As a publicist, I’m often asked, “So, what exactly do you do?”
Most publicists, if not all, experience these types of questions, and explaining ourselves has come down to a routine statement summarizing the very barriers of our day-to-day life, usually surrounding commentary about being a ‘Samantha Jones’ or ‘Olivia Pope’. Don’t get me wrong, I would do anything to be Olivia Pope, but on a typical business day I’m not helping the president win an election, unfortunately. But, I digress.
At Bohlsen Group one of the services we offer our clients is social media training, where we winnow, create, and edit work on different online platforms. We handle a variety of clients, including politicians, musical events, sports teams, and in my case, authors.
To truly understand the underworks of a publicist with many scrolls, I will expound upon how a publicist can help with the social media side of any business, product or person by sharing the story of a favorite client, Homer Page.
Homer is an author, public speaker, and political and history enthusiast with one major challenge encompassing his life: he’s blind. Though Homer has been completely blind for most of his life, he has written a new memoir, It’s My World Too. While writing a book has its own challenges for anyone, Homer wanted to expand upon his experience even more and master the social media world, one platform at a time.
Being blind since birth, it would be easy for Homer to take the back seat in life. Rather than make excuses for himself, Homer was determined to be a part of the game. After establishing Homer’s brand by creating strategic documents, understanding his background and personality, and finding current angles, our social media campaign began.

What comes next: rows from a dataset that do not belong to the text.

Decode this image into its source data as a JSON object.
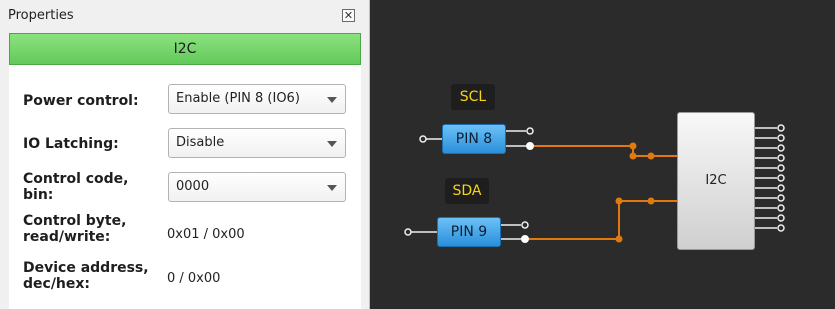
{
  "panel": {
    "title": "Properties",
    "close_glyph": "✕",
    "block_name": "I2C",
    "fields": [
      {
        "label": "Power control:",
        "value": "Enable (PIN 8 (IO6)",
        "type": "select"
      },
      {
        "label": "IO Latching:",
        "value": "Disable",
        "type": "select"
      },
      {
        "label": "Control code, bin:",
        "value": "0000",
        "type": "select"
      },
      {
        "label": "Control byte, read/write:",
        "value": "0x01 / 0x00",
        "type": "text"
      },
      {
        "label": "Device address, dec/hex:",
        "value": "0 / 0x00",
        "type": "text"
      }
    ]
  },
  "canvas": {
    "scl_label": "SCL",
    "sda_label": "SDA",
    "pin_scl": "PIN 8",
    "pin_sda": "PIN 9",
    "block_label": "I2C",
    "colors": {
      "wire": "#e07a10",
      "pin": "#2a8fd9",
      "tag_text": "#f5d514",
      "header": "#63c95a"
    }
  }
}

Over the phone, Homer and I had weekly trainings, where I taught him how to operate three major platforms: Twitter, Facebook, and a blog. Week by week, I would call Homer and start our training by discussing what he wanted to learn that day. After dedicating his training to a specific task, we would begin. Homer’s “smart-computer” as what I called it, would list loudly the options he may choose per site and I would listen intently to help him navigate.
I would teach Homer all the useful tactics, strategies, and quirks for each platform, as we do for all social media training at Bohlsen Group, and his patience and perseverance astonished me. Throughout the week, Homer would practice daily, memorize the tools I taught him, and then inform me on how he was doing on his own with the sites. During the next training we would go over anything he had trouble with on his own, ensuring his success. By the end of his social media campaign, Homer was able to write and publish his own blogs, access and post on his own Facebook profile and page for his book and send personal and professional tweets, all on his own.
At Bohlsen Group we experience clients from all different backgrounds and with different kinds of challenges worldwide, but teaching a client like Homer truly was a new experience that helped flourish my career and experience. Understanding the importance of clear communication and patience made not only Homer’s experience and accomplishments prodigious, but my techniques for trainings have completely changed since our work together. Everyone has something to teach us and though we, at Bohlsen Group, research and practice every day to improve our skills, Homer taught me more than any webinar, article, or innovative speaker ever could.
Since Homer, when answering the question, “So, what exactly do you do as a publicist?” My routine statement has changed, because it usually surrounds his story. Sorry, Olivia Pope.